Several chemicals applied to dry seeds by means of organic solvents were successful in preserving seed quality as determined by germinating capability of seeds or ATP content. The fungicide (pentachloronitrobenzene)-treated, injured or healthy pea (Pisum sativum L. cv. Alaska) seeds were highly resistant to infection by Aspergillus ruber (Konig, Spiekerman and Bremer) Thom and Church (NRRL 52), a storage fungus. The insecticide, Chlorpyrifos caused the lima bean (Phaseolus lunatus L. cv. Fordhook 242) seeds to produce seedlings with reduced levels of damage from the seed-corn maggot, Hylemya platura (Meigen). The antibiotics, chloramphenicol and puromycin, slowed down the rate of deterioration of lettuce (Lactuca sativa L. cv. Grand Rapids) seeds stored under accelerated aging conditions [43°C & 85% Relative Humidity (RH)].

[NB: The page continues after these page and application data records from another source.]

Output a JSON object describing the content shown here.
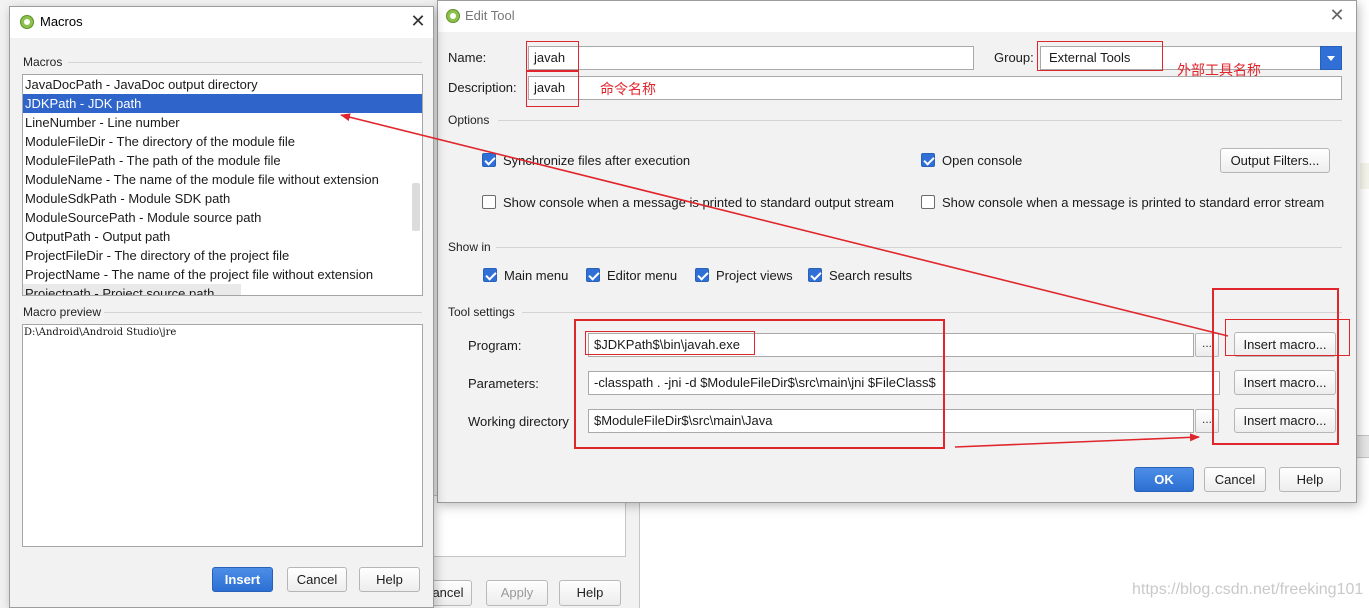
{
  "background_dialog": {
    "buttons": [
      {
        "label": "ancel",
        "enabled": true
      },
      {
        "label": "Apply",
        "enabled": false
      },
      {
        "label": "Help",
        "enabled": true
      }
    ]
  },
  "macros_dialog": {
    "title": "Macros",
    "macros_group_label": "Macros",
    "macros": [
      {
        "label": "JavaDocPath - JavaDoc output directory",
        "selected": false
      },
      {
        "label": "JDKPath - JDK path",
        "selected": true
      },
      {
        "label": "LineNumber - Line number",
        "selected": false
      },
      {
        "label": "ModuleFileDir - The directory of the module file",
        "selected": false
      },
      {
        "label": "ModuleFilePath - The path of the module file",
        "selected": false
      },
      {
        "label": "ModuleName - The name of the module file without extension",
        "selected": false
      },
      {
        "label": "ModuleSdkPath - Module SDK path",
        "selected": false
      },
      {
        "label": "ModuleSourcePath - Module source path",
        "selected": false
      },
      {
        "label": "OutputPath - Output path",
        "selected": false
      },
      {
        "label": "ProjectFileDir - The directory of the project file",
        "selected": false
      },
      {
        "label": "ProjectName - The name of the project file without extension",
        "selected": false
      },
      {
        "label": "Projectpath - Project source path",
        "selected": false
      }
    ],
    "preview_label": "Macro preview",
    "preview_text": "D:\\Android\\Android Studio\\jre",
    "buttons": {
      "insert": "Insert",
      "cancel": "Cancel",
      "help": "Help"
    }
  },
  "edit_tool": {
    "title": "Edit Tool",
    "name_label": "Name:",
    "name_value": "javah",
    "group_label": "Group:",
    "group_value": "External Tools",
    "description_label": "Description:",
    "description_value": "javah",
    "options_label": "Options",
    "options": {
      "sync_files": {
        "label": "Synchronize files after execution",
        "checked": true
      },
      "open_console": {
        "label": "Open console",
        "checked": true
      },
      "console_stdout": {
        "label": "Show console when a message is printed to standard output stream",
        "checked": false
      },
      "console_stderr": {
        "label": "Show console when a message is printed to standard error stream",
        "checked": false
      }
    },
    "output_filters_label": "Output Filters...",
    "show_in_label": "Show in",
    "show_in": {
      "main_menu": {
        "label": "Main menu",
        "checked": true
      },
      "editor_menu": {
        "label": "Editor menu",
        "checked": true
      },
      "project_views": {
        "label": "Project views",
        "checked": true
      },
      "search_results": {
        "label": "Search results",
        "checked": true
      }
    },
    "tool_settings_label": "Tool settings",
    "program_label": "Program:",
    "program_value": "$JDKPath$\\bin\\javah.exe",
    "parameters_label": "Parameters:",
    "parameters_value": "-classpath . -jni -d $ModuleFileDir$\\src\\main\\jni $FileClass$",
    "working_dir_label": "Working directory",
    "working_dir_value": "$ModuleFileDir$\\src\\main\\Java",
    "browse_label": "...",
    "insert_macro_label": "Insert macro...",
    "buttons": {
      "ok": "OK",
      "cancel": "Cancel",
      "help": "Help"
    }
  },
  "annotations": {
    "group_note": "外部工具名称",
    "description_note": "命令名称",
    "color": "#e0262d"
  },
  "watermark": "https://blog.csdn.net/freeking101"
}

A matriconditioning procedure based on the matric properties of Micro-Cel E and expanded vermiculite #5 has proved effective in improving seedling emergence in growth chambers. The major objectives of this study were to examine some physical characteristics of the carriers and their effectiveness as preplant conditioning media in improving stand establishment of vegetable seeds in field plantings. Carrier characteristics included no detectable solute or osmotic potential, low electrical conductivity (0.48-0.04 mmho/cm), high water-retaining capacity (450% to 600%), a pH range of 7.0 to 8.4, and ability to effectively control seed hydration (conditioning) at low matric potential. The seed: carrier: water ratio for seed conditioning ranged from 1:0.3-0.5:1-2 (by weight). In a field trial, conditioning of `Long Imperator' and `Nantes' carrot (Daucus carota var. sativus Hoffm.) seeds reduced the time to 10% of final emergence (T10) by 2.6 to 2.8 days and to 50% of final emergence (T50) by 2.1 to 3.0 days. Conditioning increased the final emergence percentage by 39% in 1-year-old `Long Imperator' compared to 150% in 4-year-old `Nantes' seeds. In another field trial, the effect of conditioning on stand establishment was evaluated in `Jackpot' tomato (Lycopersicon esculentum Mill.), `California Wonder' pepper (Capsicum annuum L.), and `BBL 47' snap bean (Phaseolus vulgaris) seeds. In tomato, conditioning reduced the T10 by 0.9 day, had no effect on T50, and increased the emergence percentage by 86%. In pepper, conditioning reduced the T10 and T50 by 1.5 days and increased the percentage emergence by 30%. In snap bean seeds, conditioning in Micro-Ccl E reduced the T10 and T50 by 0.8 day but adversely affected the percentage emergence. Further reductions in T10 and T50 (1.2 and 1.6 days, respectively) and restoration of percentage emergence to control level occurred upon addition of 0.001 mM GA3 during conditioning. Fungicides added to carrot, tomato, and pepper seeds, with or without conditioning, showed no additional improvements and, in a few cases, adversely affected emergence. A preplant conditioning in Micro-Ccl E, alone or in combination with GA3, smears to be a viable alternative to conditioning! seeds in liquid carriers. Chemical name used: gibberellic acid (GA3)